*** Opening of Data shown ***
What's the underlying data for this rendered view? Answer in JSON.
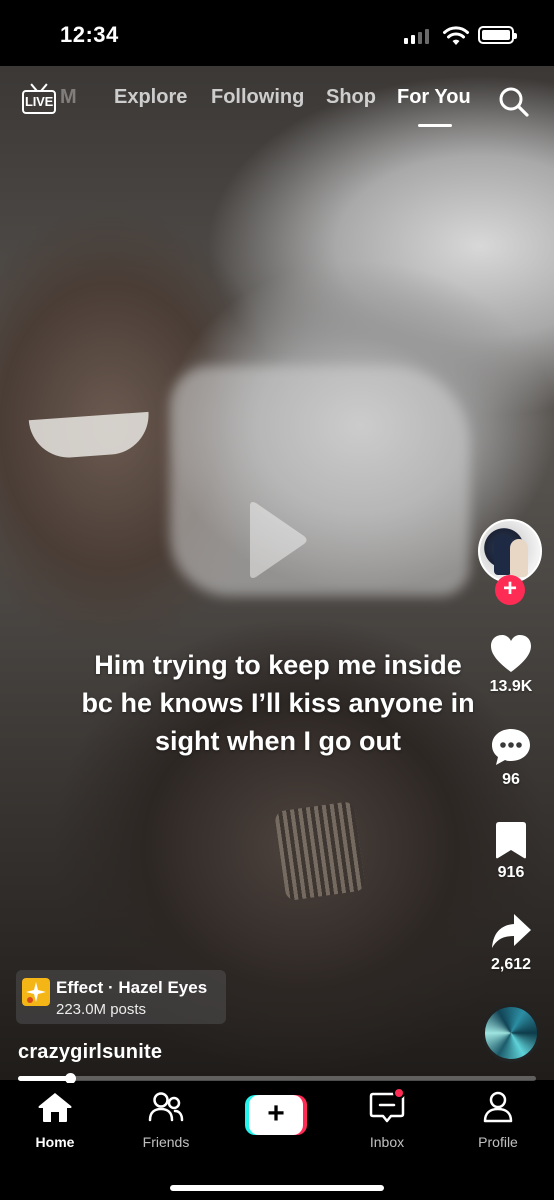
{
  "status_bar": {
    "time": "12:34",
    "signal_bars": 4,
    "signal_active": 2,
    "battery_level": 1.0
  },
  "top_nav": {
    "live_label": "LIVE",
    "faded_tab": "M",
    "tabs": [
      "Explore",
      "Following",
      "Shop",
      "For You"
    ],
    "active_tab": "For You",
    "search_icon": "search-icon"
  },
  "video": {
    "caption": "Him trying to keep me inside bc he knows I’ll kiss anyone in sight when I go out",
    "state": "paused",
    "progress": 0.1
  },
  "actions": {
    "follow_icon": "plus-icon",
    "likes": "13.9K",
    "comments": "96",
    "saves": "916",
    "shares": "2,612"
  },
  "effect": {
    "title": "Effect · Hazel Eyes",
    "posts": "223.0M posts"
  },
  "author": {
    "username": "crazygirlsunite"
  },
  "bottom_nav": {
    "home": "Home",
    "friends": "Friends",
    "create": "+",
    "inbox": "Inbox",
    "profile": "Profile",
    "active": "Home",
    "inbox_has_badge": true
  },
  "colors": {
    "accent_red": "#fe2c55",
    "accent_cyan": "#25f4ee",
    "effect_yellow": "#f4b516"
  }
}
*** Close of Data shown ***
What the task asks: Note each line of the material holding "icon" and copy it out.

Response to the task:
    "search_icon": "search-icon"
    "follow_icon": "plus-icon",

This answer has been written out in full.